I often wish I could write a prescription for play that reads:
“Go Outside and Play”
Sig: as directed and
undirected is even better.
Disp: Quantity Sufficient
If daily outdoor play were a medicine, it would taste like bubble gum and be so good the kids would take it without fussing. It would help with poor appetite and sleep problems, improve attention and mood. If it were taken every day, it would even help reduce infections. Playing outside isn’t a medicine, but it does come with so many health benefits for your child that I want you to think about it in a new way. If daily outside playtime were a medicine, I think you’d buy it even when your health plan refused to cover the cost. You would want that pill for your child because here’s what you would get:
Vitamin D and Healthier Kids
Everybody knows vitamin D is important for bone growth, but scientists know it has many important roles in helping the immune system stay in balance. Doctors are still learning exactly how all this works, but it seems that kids with low vitamin D levels have more infections and are more likely to have allergies, asthma, and autoimmune conditions like rheumatoid arthritis.
Did you know you only get 400 IU of vitamin D in an 8-ounce glass of milk? When your child plays outside for fifteen minutes in the sunshine (wearing shorts and a t-shirt) his body makes more than 15,000 IU of vitamin D? Want to prevent illness and balance the immune system? It’s not a pill! Just send the kids outside to play. Want to know what else you get?
Agile Kids with More Physical Endurance
What makes a child physically strong and coordinated? Any coach will tell you that it’s practice. A generation ago, kids practiced when they played outside. They played tag; they climbed trees; they walked to the neighborhood swimming pool. And the sum total hours of physical activity was far greater than what our children get. Our kids have team practice, but it may not be as much or as good as unstructured outside play. According to Richard Louv, author of Last Child in the Woods, “The obesity epidemic coincides with the greatest increase in organized sports in history.” Our kids are physically active, but perhaps t-ball and soccer simply do not add up to enough practice.
As it turns out, researchers have considered this question.

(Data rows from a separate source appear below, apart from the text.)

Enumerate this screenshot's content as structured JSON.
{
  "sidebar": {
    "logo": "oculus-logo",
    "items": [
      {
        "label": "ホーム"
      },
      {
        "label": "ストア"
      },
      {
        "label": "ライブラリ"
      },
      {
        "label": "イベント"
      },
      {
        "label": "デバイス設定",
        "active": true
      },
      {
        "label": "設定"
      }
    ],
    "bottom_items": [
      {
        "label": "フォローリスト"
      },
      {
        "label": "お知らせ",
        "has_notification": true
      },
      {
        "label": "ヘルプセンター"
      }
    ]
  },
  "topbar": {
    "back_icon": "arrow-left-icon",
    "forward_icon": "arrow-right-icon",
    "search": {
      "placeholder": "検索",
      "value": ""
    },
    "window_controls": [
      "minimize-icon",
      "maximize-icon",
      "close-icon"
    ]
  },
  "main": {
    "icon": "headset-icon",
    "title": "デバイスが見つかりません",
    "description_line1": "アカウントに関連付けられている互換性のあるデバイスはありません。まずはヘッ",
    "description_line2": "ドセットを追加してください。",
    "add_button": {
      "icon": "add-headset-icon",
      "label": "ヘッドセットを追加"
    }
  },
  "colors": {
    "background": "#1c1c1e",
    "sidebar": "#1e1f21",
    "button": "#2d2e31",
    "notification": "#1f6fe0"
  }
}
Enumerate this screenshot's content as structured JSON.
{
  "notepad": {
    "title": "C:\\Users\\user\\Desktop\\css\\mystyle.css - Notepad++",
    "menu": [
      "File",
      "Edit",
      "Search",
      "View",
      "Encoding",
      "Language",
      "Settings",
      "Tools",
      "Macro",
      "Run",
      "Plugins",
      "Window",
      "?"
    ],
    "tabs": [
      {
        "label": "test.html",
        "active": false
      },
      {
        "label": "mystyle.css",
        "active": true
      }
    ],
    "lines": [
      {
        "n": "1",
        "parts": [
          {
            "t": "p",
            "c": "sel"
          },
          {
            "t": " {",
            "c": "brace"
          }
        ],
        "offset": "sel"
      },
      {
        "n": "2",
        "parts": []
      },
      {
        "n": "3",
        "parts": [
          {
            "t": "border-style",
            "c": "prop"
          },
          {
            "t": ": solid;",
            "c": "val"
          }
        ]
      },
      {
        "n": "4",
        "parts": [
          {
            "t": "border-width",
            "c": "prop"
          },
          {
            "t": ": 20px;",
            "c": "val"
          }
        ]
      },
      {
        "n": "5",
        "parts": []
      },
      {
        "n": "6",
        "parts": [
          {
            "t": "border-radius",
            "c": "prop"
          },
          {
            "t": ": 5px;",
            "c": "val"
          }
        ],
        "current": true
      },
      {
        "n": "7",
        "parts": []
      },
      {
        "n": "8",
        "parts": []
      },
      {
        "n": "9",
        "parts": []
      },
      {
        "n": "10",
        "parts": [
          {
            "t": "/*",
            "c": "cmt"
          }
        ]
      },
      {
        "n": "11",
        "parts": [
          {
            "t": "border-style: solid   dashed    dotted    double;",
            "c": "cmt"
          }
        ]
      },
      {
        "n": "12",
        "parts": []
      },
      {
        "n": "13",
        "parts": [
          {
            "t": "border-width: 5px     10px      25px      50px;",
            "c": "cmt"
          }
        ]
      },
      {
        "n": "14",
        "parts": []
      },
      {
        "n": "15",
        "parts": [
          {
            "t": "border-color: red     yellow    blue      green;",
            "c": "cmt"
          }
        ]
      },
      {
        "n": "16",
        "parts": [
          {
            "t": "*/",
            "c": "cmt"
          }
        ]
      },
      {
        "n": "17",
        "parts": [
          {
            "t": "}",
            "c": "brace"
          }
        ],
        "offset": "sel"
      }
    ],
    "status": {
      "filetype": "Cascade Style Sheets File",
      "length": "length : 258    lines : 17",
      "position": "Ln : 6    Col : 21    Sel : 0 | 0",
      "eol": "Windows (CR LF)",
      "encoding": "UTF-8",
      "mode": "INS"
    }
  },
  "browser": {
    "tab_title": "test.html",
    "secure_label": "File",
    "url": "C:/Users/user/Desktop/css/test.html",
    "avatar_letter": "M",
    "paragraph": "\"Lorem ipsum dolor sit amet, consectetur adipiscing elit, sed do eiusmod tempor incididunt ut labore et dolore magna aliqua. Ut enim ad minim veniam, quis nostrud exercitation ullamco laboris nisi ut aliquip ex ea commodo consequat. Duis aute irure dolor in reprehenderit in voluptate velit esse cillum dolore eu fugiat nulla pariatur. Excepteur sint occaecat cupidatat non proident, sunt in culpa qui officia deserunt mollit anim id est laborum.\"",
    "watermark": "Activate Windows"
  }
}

In Norway and Sweden, groups of children were studied over twelve months, and the kids who played in natural areas in the neighborhood (those with trees, rocks, and water) were more coordinated on agility tests and overall strength when compared to playground and sport-playing kids. But wait – at the risk of sounding like an infomercial…There’s more! Look what else you get with daily outdoor play:
Problem Solvers and Emotionally Healthier Kids
Children learn a lot when grown-ups aren’t looking. When they play outside, especially out of earshot of the grownups, they have to figure things out by themselves. And they do! They need to remember to bring the baseball and the bat. They learn how to say, “Okay, but I get to be the pitcher tomorrow…” and they screw up, too. Children hurt the feelings of a playmate, realize that the game is over unless things are made right, and then feel good about being the peacemaker. Parents teach sharing and model empathy, but we also swoop in at the play date to help our children, and to avoid looking like the parent whose kid won’t share. Kids have to practice these skills. When we send our kids outside to play without micromanaging, we spare them embarrassment at the same time we give them confidence that they are capable and will work things out..I want to be the parent who loves my kids enough to let them work things out, even if I’m embarrassed a little by their less-than-perfect way of doing it.
Journalist Lenore Skenazy may be onto something when she suggests that we appreciate the value of free-range chickens more than we do the idea of free-range kids. I too have noticed that many parents are so fearful for a child’s safety that they will readily trade the chance to play outside and be independent for some perceived sense of security. Some have called it our culture of worry. Parents focus on all the possible disasters that might befall our kids when we send them out to play, but news reports of accidents and kidnapping never tell us how rare these events are. We see missing children on milk cartons and caution signs at the playground even after it’s been rebuilt to ensure safety (and arguably, strip away all fun), but the reality is that our children’s world is very safe. How about a sign that tells parents: “Tens of thousands played here last year safely.” With common sense and weather permitting, kids can and should play outdoors every day.
As the weather warms and the outdoors become inviting, try sending your children outside for an hour. We parents shouldn’t feel guilty about asking our kids to play. It may take some practice, but like broccoli and Brussels sprouts, kids get used to things over time.
Be the confident parent who trusts your child to create outside fun and to know when grownuphelp is needed. Allow your kids to mess up on occasion and know that they’ll embarrass you in the very smallest of ways when someone else’s mother swoops in to micro-manage. You’re the wise parent. You know that kids should play with kids, that grownups can know when to leave them be, and you know that the healthiest kids always play outside.
This article was first published by Richmond Family Magazine in the winter, 2015
They’ll tell you that I try to play outside most days.
I’m the pediatrician-mother who also works at Partners In Pediatrics, and if you’re here, I hope you’ll read more in the syndicated DrDownload® blog at PartnersPediatrics.com.